I wanted to write a short vignette on some of the emotions solitude can bring up. In this instance, I focused on a small excerpt of an “explorer’s” perspective on being alone once they found themselves lost and alone, without any guidance or semblance of normalcy. In Frankenstein, I feel like the impact of loneliness isn’t touched upon as much as it could have been, especially with Frankenstein and his creation. Not only this, but when there is a focus on isolation, other emotions that go along with it that Shelley focuses on are usually things like vengeance or suffering, but to me, some isolation can be interpreted as self-loathing, or having a negative psychological impact from looking inward

While I couldn’t touch upon a lot of emotions that come up with loneliness, or go into as much creative depth as I would’ve like to, I had wanted to create a mixture between a short story and an almost spoken word or inner-thoughts/turmoil type of piece. It felt very disjointed writing it, and echoed a lot of overwhelmed, yet somehow resigned emotions one could feel in isolation. Due to its varied impact, I wanted to include a basic sense of how almost immobilizing it could be, similar in my mind to physically freezing up, or getting lost in thought. Sometimes with a lot of isolation, fantasy could even be the better-suited and maybe even the other option in regards to facing the crippling sensations along with loneliness head on. I took one quote specifically from Frankenstein, with Victor Frankenstein himself questioning “Why did I not die?” on page 153 after discovering Clerval’s death. This type of loss, and subsequent isolation brings up a lot of emotions that stem from becoming isolated — why suffering is unable to end for some is intriguing, and to me worth expanding on and looking further into, especially as we become further isolated from others with ever-growing distractions and obligations.

Samantha Shapiro

A Continuous Reality

Throughout the course of human history, one concept has remained in constant discussion: the perpetual battle between men and women’s rights.
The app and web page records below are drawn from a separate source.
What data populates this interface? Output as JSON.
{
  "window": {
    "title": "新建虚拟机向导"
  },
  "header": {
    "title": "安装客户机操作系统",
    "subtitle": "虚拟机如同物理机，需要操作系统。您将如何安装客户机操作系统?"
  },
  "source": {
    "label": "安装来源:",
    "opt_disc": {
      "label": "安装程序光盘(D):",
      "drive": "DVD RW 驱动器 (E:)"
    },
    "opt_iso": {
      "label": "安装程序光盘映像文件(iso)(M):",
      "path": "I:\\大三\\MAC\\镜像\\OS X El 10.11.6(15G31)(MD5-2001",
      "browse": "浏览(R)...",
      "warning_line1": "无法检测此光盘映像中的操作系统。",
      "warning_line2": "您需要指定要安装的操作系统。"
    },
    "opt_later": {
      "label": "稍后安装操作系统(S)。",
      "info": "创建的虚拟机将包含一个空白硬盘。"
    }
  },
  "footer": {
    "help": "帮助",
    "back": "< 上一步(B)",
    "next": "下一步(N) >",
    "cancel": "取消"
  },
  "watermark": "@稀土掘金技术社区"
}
The argument of women’s rights and equality continues to be discussed in today’s modern day society. In Molly Wollstonecraft’s A Vindication of the Rights of Men, the author explains the importance of gender and social class equality for women and the need for revolution. Wollstonecraft explains “never was any man, much less a woman, rendered amiable by the force of those exalted qualities, justice, wisdom, and truth; thus forewarned of the sacrifice they must make to those unnatural virtues…they would be authorized to turn all their attention to their persons”. This statement explains that women are forced to conform with society’s values instead of creating their own self-images. A woman must comply with what is asked rather than following her own moral beliefs. Wollstonecraft’s ideas on society’s view of women directly correlates with the unfortunate fate of Justine’s death in Mary Shelly’s Frankenstein.

As Justine converses about her unavoidable death, she explains “I do not fear to die…I am resigned to the fate awaiting me. Learn from me, dear lady, to submit in patience to the will of Heaven” (Shelly 83). This passage exemplifies the distorted self-perception of women, and how women are made to justify and accept the cruel “punishments” that await them for their “wrong doings”. Justine’s perspective on her death validate Wollstonecraft’s statements that women become submissive to the distorted ideals that they are exposed to since birth. These ideas allow for Justine to submit to her “fate” of death without any justification of her being the true murderer. As a result, Justine continues the ever-lasting cycle of women submissiveness and is merely a product of the ideals that were passed down from the generations before her.

Written by Cathryn Flores